(Extracted records Opens)
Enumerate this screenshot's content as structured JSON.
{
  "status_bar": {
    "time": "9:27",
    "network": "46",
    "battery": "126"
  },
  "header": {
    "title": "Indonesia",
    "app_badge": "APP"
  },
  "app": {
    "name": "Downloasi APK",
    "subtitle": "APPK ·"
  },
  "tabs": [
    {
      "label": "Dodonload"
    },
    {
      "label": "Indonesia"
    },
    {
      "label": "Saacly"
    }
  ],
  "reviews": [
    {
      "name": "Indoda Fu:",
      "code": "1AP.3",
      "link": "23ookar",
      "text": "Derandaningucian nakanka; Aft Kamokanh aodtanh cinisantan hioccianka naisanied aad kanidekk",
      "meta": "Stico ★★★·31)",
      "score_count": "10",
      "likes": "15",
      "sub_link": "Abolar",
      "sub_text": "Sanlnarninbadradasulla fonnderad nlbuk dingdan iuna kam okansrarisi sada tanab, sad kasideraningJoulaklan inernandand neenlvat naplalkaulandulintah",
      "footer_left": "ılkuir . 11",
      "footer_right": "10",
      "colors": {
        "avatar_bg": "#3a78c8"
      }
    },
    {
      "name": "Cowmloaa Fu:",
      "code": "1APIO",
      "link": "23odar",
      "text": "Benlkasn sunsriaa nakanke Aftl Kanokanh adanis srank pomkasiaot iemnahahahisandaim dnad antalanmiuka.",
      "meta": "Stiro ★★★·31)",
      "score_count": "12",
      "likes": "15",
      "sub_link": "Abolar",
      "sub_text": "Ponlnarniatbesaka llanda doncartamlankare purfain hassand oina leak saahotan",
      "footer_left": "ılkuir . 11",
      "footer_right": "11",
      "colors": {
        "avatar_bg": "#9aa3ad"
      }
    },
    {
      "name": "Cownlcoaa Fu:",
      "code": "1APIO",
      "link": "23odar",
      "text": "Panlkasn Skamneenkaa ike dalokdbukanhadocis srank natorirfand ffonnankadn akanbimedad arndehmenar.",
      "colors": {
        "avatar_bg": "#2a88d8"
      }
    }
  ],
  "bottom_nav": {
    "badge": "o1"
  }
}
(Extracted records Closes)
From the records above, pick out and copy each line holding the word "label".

      "label": "Dodonload"
      "label": "Indonesia"
      "label": "Saacly"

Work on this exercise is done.